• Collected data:
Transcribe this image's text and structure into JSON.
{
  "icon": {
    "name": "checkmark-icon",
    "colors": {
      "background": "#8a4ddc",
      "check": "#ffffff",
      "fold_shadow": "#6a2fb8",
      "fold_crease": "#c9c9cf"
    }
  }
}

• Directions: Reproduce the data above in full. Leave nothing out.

• Solution to the problem:
Transcribe this image's text and structure into JSON.
{
  "icon": {
    "name": "checkmark-icon",
    "colors": {
      "background": "#8a4ddc",
      "check": "#ffffff",
      "fold_shadow": "#6a2fb8",
      "fold_crease": "#c9c9cf"
    }
  }
}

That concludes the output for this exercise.